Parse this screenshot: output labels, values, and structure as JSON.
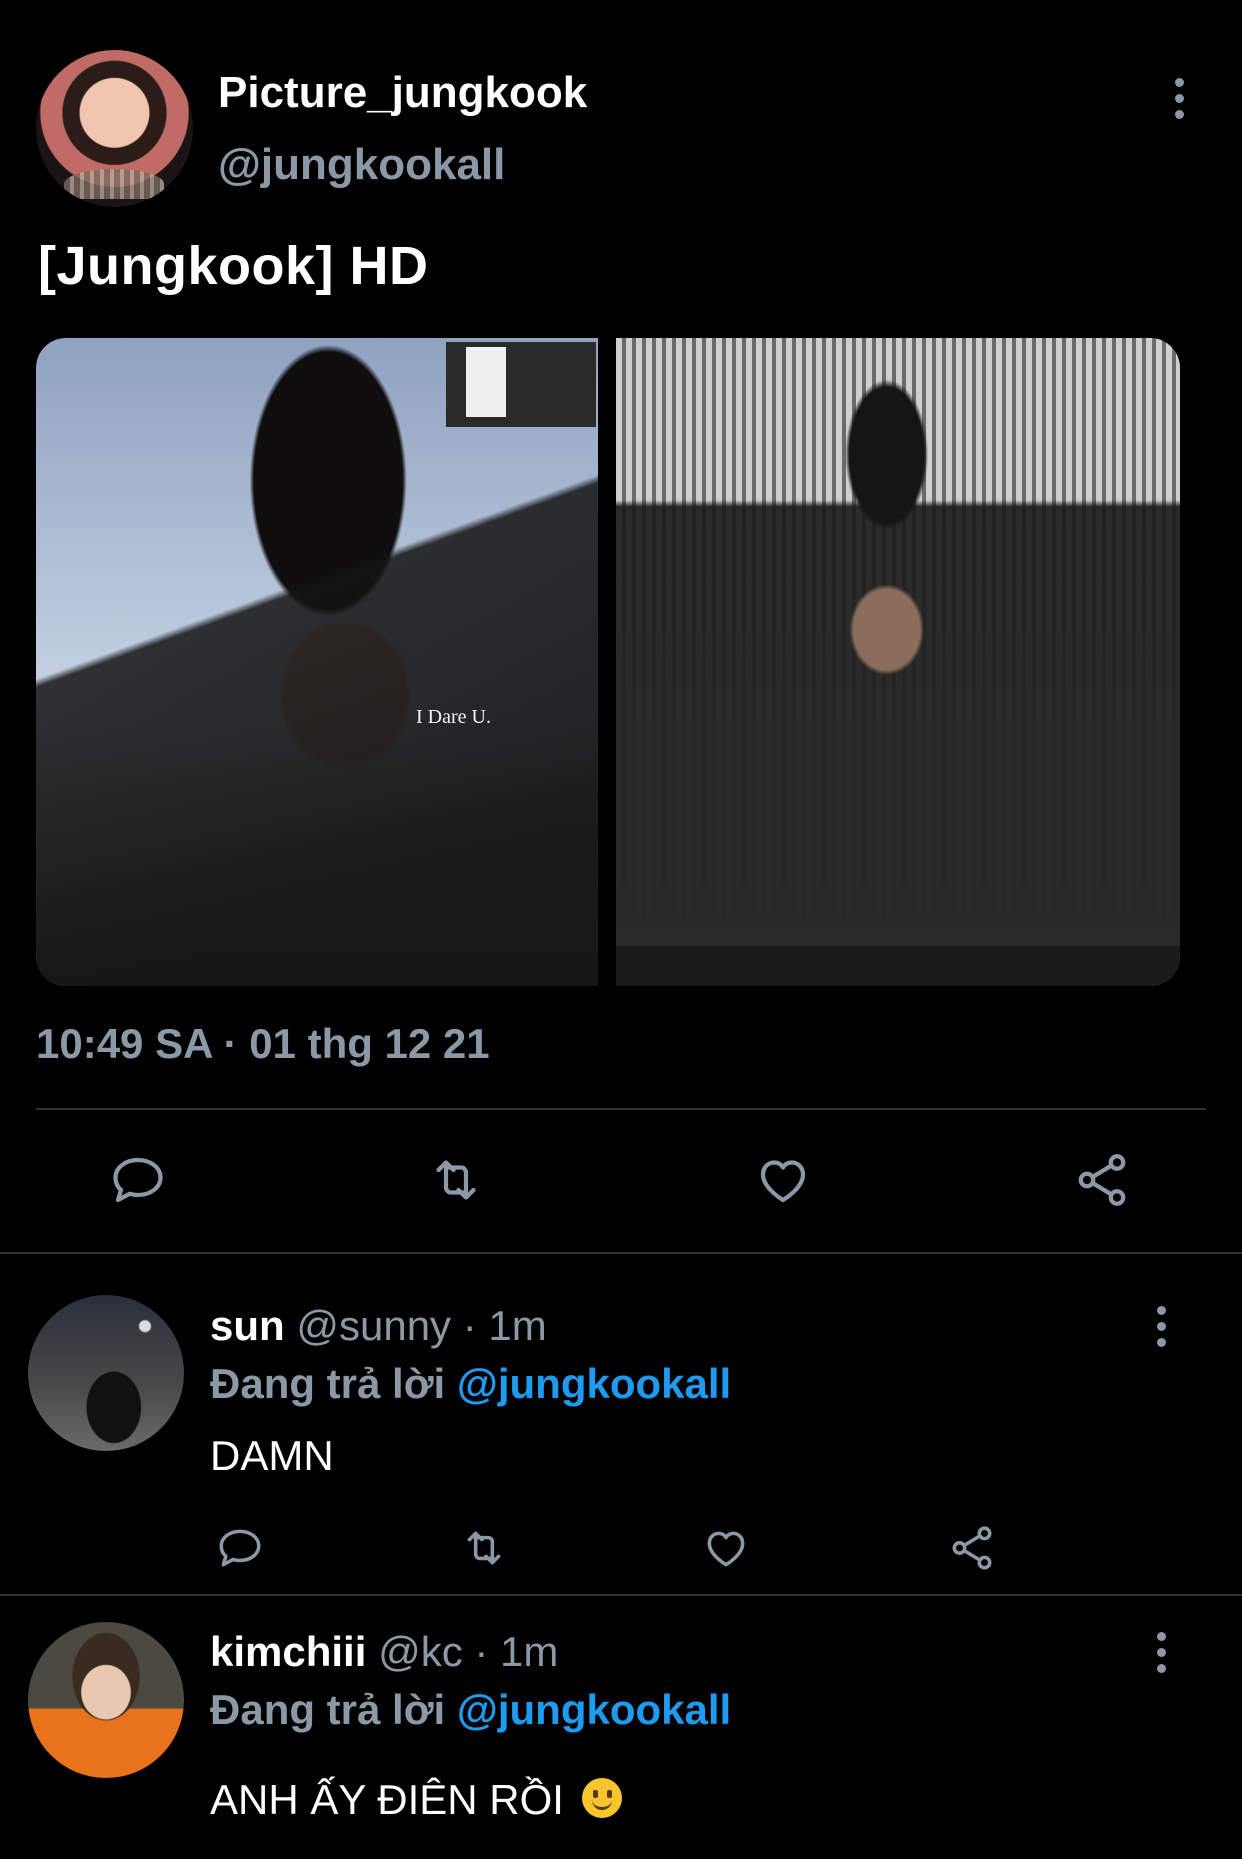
{
  "tweet": {
    "display_name": "Picture_jungkook",
    "handle": "@jungkookall",
    "text": "[Jungkook] HD",
    "image_caption": "I Dare U.",
    "timestamp": "10:49 SA · 01 thg 12 21"
  },
  "replies": [
    {
      "name": "sun",
      "handle": "@sunny",
      "time": "· 1m",
      "replying_prefix": "Đang trả lời",
      "replying_to": "@jungkookall",
      "text": "DAMN"
    },
    {
      "name": "kimchiii",
      "handle": "@kc",
      "time": "· 1m",
      "replying_prefix": "Đang trả lời",
      "replying_to": "@jungkookall",
      "text": "ANH ẤY ĐIÊN RỒI"
    }
  ],
  "icons": {
    "more": "more-vertical-icon",
    "reply": "reply-icon",
    "retweet": "retweet-icon",
    "like": "like-icon",
    "share": "share-icon",
    "emoji": "smiling-face-emoji"
  },
  "colors": {
    "background": "#000000",
    "text_primary": "#ffffff",
    "text_secondary": "#8b98a5",
    "accent": "#1d9bf0",
    "divider": "#2f3336"
  }
}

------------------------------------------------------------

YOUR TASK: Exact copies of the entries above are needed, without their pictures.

ANSWER TO THIS PROBLEM:
Parse this screenshot: output labels, values, and structure as JSON.
{
  "tweet": {
    "display_name": "Picture_jungkook",
    "handle": "@jungkookall",
    "text": "[Jungkook] HD",
    "image_caption": "I Dare U.",
    "timestamp": "10:49 SA · 01 thg 12 21"
  },
  "replies": [
    {
      "name": "sun",
      "handle": "@sunny",
      "time": "· 1m",
      "replying_prefix": "Đang trả lời",
      "replying_to": "@jungkookall",
      "text": "DAMN"
    },
    {
      "name": "kimchiii",
      "handle": "@kc",
      "time": "· 1m",
      "replying_prefix": "Đang trả lời",
      "replying_to": "@jungkookall",
      "text": "ANH ẤY ĐIÊN RỒI"
    }
  ],
  "icons": {
    "more": "more-vertical-icon",
    "reply": "reply-icon",
    "retweet": "retweet-icon",
    "like": "like-icon",
    "share": "share-icon",
    "emoji": "smiling-face-emoji"
  },
  "colors": {
    "background": "#000000",
    "text_primary": "#ffffff",
    "text_secondary": "#8b98a5",
    "accent": "#1d9bf0",
    "divider": "#2f3336"
  }
}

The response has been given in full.